A potentially landmark case on gay marriage is now in the hands of a federal appeals court in Virginia.
A federal appeals court decision invalidating Virginia’s same-sex marriage ban would have at least some impact on similar prohibitions in three neighboring states, gay-rights activists said Monday.
A county in Arkansas has begun issuing wedding licenses to same-sex couples after a circuit judge overturned the state’s constitutional ban on gay marriage.
Attorney Charles Cooper says his view of same-sex marriage is evolving after having argued in court that gay unions could undermine marriages between a man and a woman.
Vice President Joe Biden’s May 2012 comments expressing support for same-sex marriage were not planned as a trial balloon for public opinion, but instead sparked “chaos” in the White House ahead of the November presidential election, according to a new book on the legalization of gay marriage.

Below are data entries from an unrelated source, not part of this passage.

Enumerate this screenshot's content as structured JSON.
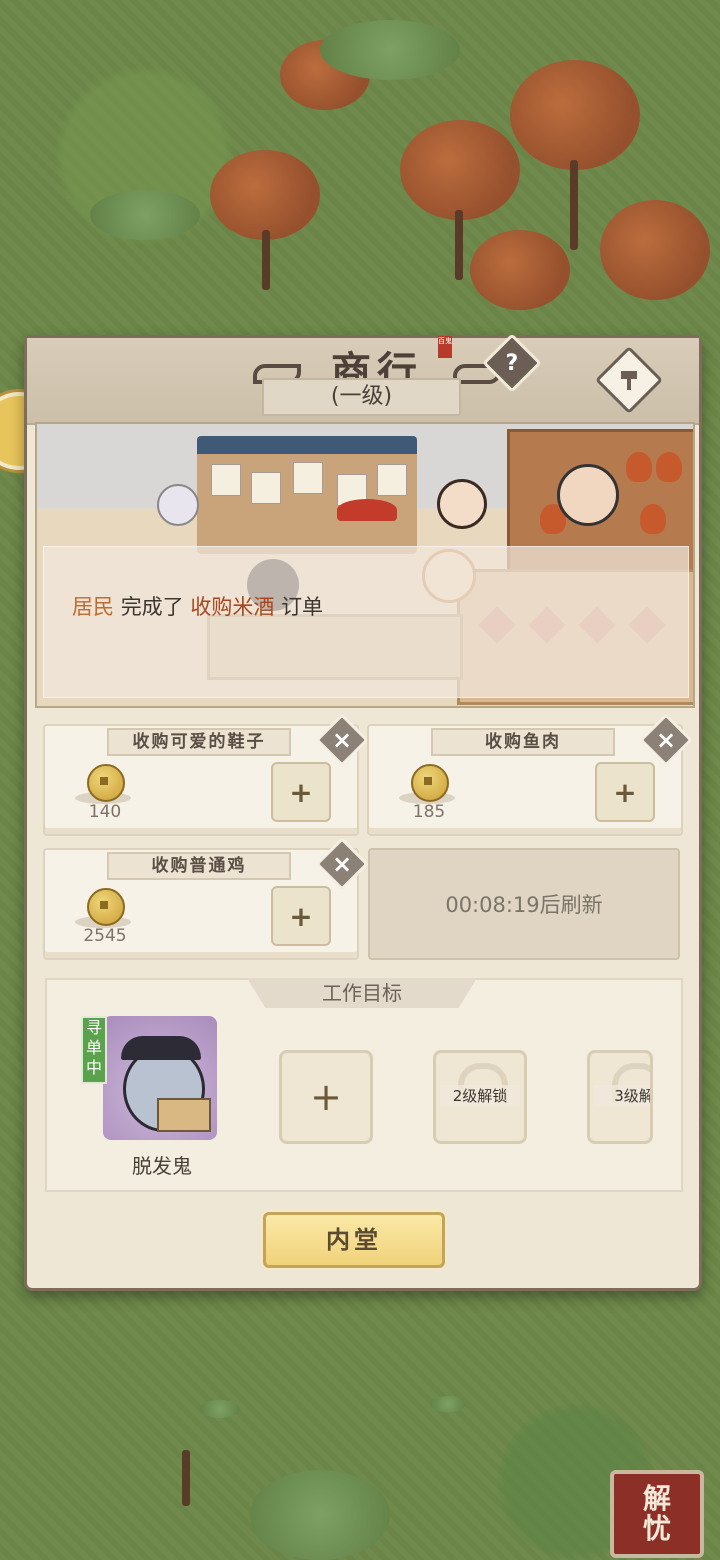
{
  "header": {
    "title": "商行",
    "seal_text": "百鬼",
    "level": "(一级)",
    "help_icon": "question-icon",
    "build_icon": "hammer-icon"
  },
  "banner": {
    "actor": "居民",
    "action": "完成了",
    "item": "收购米酒",
    "suffix": "订单"
  },
  "orders": [
    {
      "title": "收购可爱的鞋子",
      "price": "140"
    },
    {
      "title": "收购鱼肉",
      "price": "185"
    },
    {
      "title": "收购普通鸡",
      "price": "2545"
    }
  ],
  "refresh": {
    "text": "00:08:19后刷新"
  },
  "work": {
    "header": "工作目标",
    "worker_name": "脱发鬼",
    "worker_status": "寻单中",
    "slots": [
      {
        "type": "add",
        "label": "+"
      },
      {
        "type": "locked",
        "label": "2级解锁"
      },
      {
        "type": "locked",
        "label": "3级解"
      }
    ]
  },
  "buttons": {
    "inner_hall": "内堂",
    "add_label": "+",
    "close_label": "×"
  },
  "corner": {
    "top_char": "解",
    "bottom_char": "忧"
  },
  "colors": {
    "highlight_actor": "#c06a2e",
    "highlight_item": "#a8471e",
    "status_green": "#5aa34c",
    "accent_gold": "#f0d27a"
  }
}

A national tea party group launched a radio ad on Tuesday ridiculing Senate Minority Leader Mitch McConnell of “political cronyism,” funding Obamacare, and recommending a liberal judge that has left Kentucky “stuck with gay marriage.”

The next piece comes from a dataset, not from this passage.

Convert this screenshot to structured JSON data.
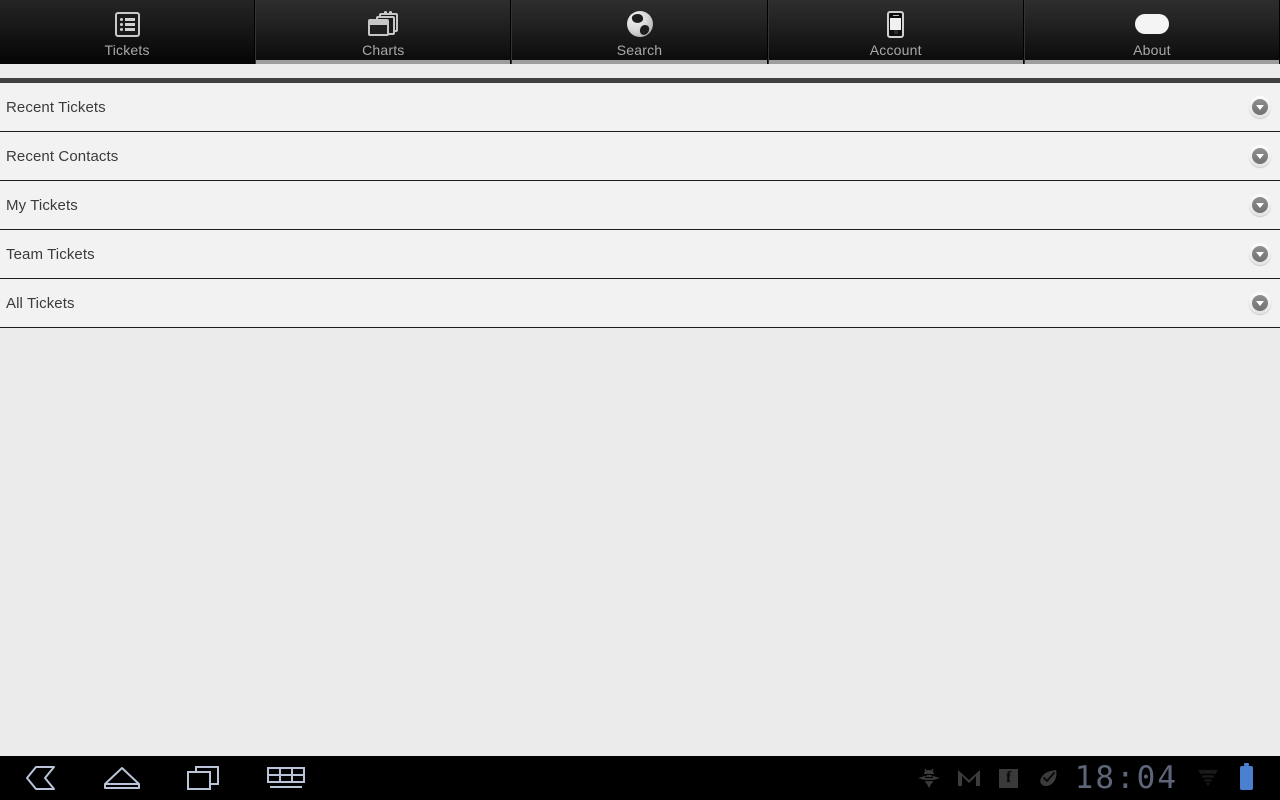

Nearly one-third of Millennials who have left their childhood religion cited anti-gay teachings as a major factor, with 70 percent of young Americans agreeing that religious groups are alienating their generation.
A coalition of African-American civil rights leaders and pastors announced a campaign to gather 1 million signatures to impeach Attorney General Eric Holder attempting to undermine states’ authority in attempt to “coerce states to fall in line with same-sex marriage.”

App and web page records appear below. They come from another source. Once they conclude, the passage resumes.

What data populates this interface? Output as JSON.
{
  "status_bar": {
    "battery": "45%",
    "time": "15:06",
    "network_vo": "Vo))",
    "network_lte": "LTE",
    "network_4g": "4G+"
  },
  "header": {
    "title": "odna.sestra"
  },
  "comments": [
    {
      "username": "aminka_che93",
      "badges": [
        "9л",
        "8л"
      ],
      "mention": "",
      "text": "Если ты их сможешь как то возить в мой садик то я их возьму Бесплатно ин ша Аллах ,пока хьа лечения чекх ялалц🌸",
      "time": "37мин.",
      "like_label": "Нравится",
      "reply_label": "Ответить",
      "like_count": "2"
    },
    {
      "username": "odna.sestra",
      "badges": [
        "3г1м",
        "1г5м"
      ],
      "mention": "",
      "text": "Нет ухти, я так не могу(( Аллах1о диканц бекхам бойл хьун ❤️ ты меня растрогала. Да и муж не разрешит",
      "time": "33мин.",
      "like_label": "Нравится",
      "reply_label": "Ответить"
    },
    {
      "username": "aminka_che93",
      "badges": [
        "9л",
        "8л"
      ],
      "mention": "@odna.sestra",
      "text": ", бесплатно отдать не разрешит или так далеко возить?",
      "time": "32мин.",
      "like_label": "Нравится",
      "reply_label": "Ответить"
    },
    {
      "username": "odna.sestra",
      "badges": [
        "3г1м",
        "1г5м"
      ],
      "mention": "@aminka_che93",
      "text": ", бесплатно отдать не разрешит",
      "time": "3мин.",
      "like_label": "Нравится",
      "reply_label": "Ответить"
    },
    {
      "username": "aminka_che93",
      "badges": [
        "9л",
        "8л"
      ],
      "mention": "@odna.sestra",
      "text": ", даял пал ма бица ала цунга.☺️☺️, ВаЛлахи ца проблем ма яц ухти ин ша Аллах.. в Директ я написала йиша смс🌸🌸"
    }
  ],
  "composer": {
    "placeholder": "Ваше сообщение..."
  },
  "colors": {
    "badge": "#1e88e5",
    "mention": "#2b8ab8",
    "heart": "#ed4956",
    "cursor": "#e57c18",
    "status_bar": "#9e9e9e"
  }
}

The Norfolk Circuit Court clerk said Monday that he plans to appeal a federal judge’s ruling declaring the state’s ban on same-sex marriages unconstitutional.
The overturning of Virginia’s gay marriage ban places the legal fight over same-sex unions increasingly in the hands of federal appeals courts shaped by President Barack Obama’s two election victories.